Objective: This study sought to determine the best practices of women leaders in the public sector. Methods: This phenomenological study used purposive sampling to identify women leaders and used the interview protocol. Researcher interviewed 8 women leaders from City, State, County, and higher education agencies. Researcher used public open source Web sites such as LinkedIn and LAAAWPPI to recruit participants, and 12 open-ended interview questions were posed. From these, 5 themes emerged (a) Collaboration, (b) Communication, (c) Be coachable, (d) Manage Bureaucracy, and (e) Have integrity. Findings: The findings show women in the public sector face challenges in the workplace, such as harsh judgments, uneven and different work standards than men, and feel compelled to go above and beyond work requirements in order to be taken seriously on the job. However, the participants noted their interpersonal skills, executive functioning skills, and ability to move past those challenges helped to advance their careers. Best practices of women leaders included operating with personal integrity, being coachable, and using a situational leadership style. Conclusions. Strong perceptions of women leaders in the public sector are quite evident. The conclusion shows women are still judged differently than men. Women value working in collaborative teams, listening, and having open communication. Recommendations: Women leaders should approach change positively, be coachable, and use situational leadership to navigate organizational barriers and advance in the workplace. Public sector employers must provide executive coaching and mentoring and opportunities for collaboration to attract, recruit, retain, and promote high potential women leaders in the public sector.
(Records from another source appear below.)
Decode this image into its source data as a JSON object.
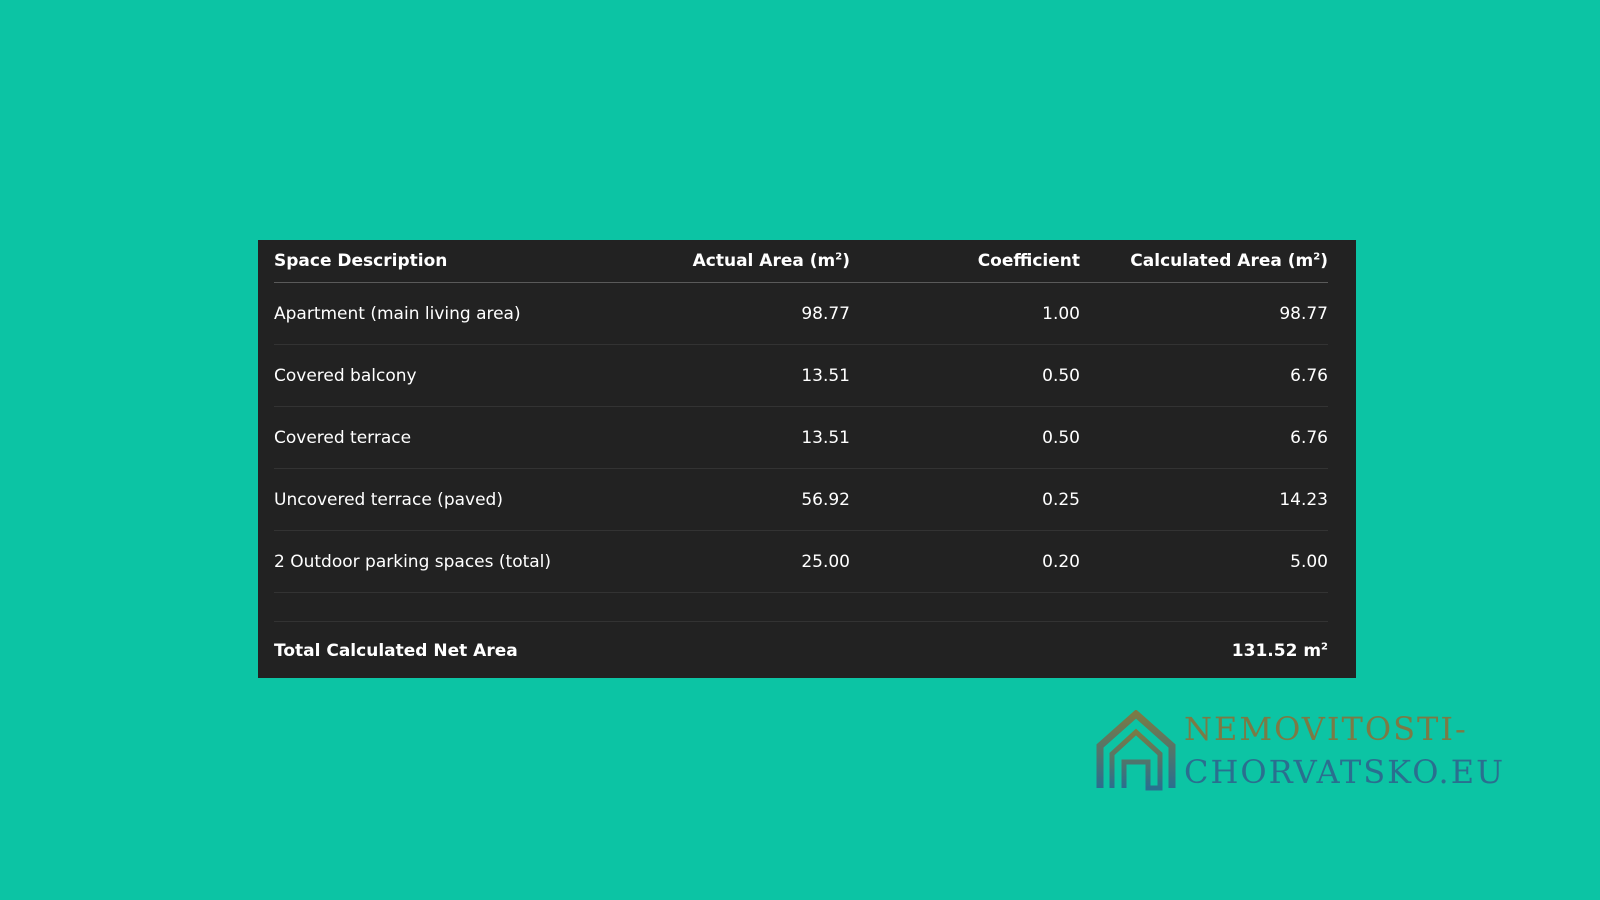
{
  "table": {
    "headers": {
      "description": "Space Description",
      "actual": "Actual Area (m",
      "actual_sup": "2",
      "actual_close": ")",
      "coefficient": "Coefficient",
      "calculated": "Calculated Area (m",
      "calculated_sup": "2",
      "calculated_close": ")"
    },
    "rows": [
      {
        "description": "Apartment (main living area)",
        "actual": "98.77",
        "coefficient": "1.00",
        "calculated": "98.77"
      },
      {
        "description": "Covered balcony",
        "actual": "13.51",
        "coefficient": "0.50",
        "calculated": "6.76"
      },
      {
        "description": "Covered terrace",
        "actual": "13.51",
        "coefficient": "0.50",
        "calculated": "6.76"
      },
      {
        "description": "Uncovered terrace (paved)",
        "actual": "56.92",
        "coefficient": "0.25",
        "calculated": "14.23"
      },
      {
        "description": "2 Outdoor parking spaces (total)",
        "actual": "25.00",
        "coefficient": "0.20",
        "calculated": "5.00"
      }
    ],
    "total": {
      "label": "Total Calculated Net Area",
      "value": "131.52 m",
      "value_sup": "2"
    }
  },
  "brand": {
    "line1": "NEMOVITOSTI-",
    "line2": "CHORVATSKO.EU",
    "icon": "house-icon"
  },
  "colors": {
    "background": "#0cc4a4",
    "table_background": "#222222",
    "brand_line1": "#7b7a45",
    "brand_line2": "#2a6f8f"
  }
}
Library of Congress Subject Headings
Dissertations (EdD) -- Organizational leadership; Women in leadership; Political leadership; Women -- Political activity
Date of Award
Graduate School of Education and Psychology
Williams, Candy, "Best practices of women leaders in the public sector" (2019). Theses and Dissertations. 1118.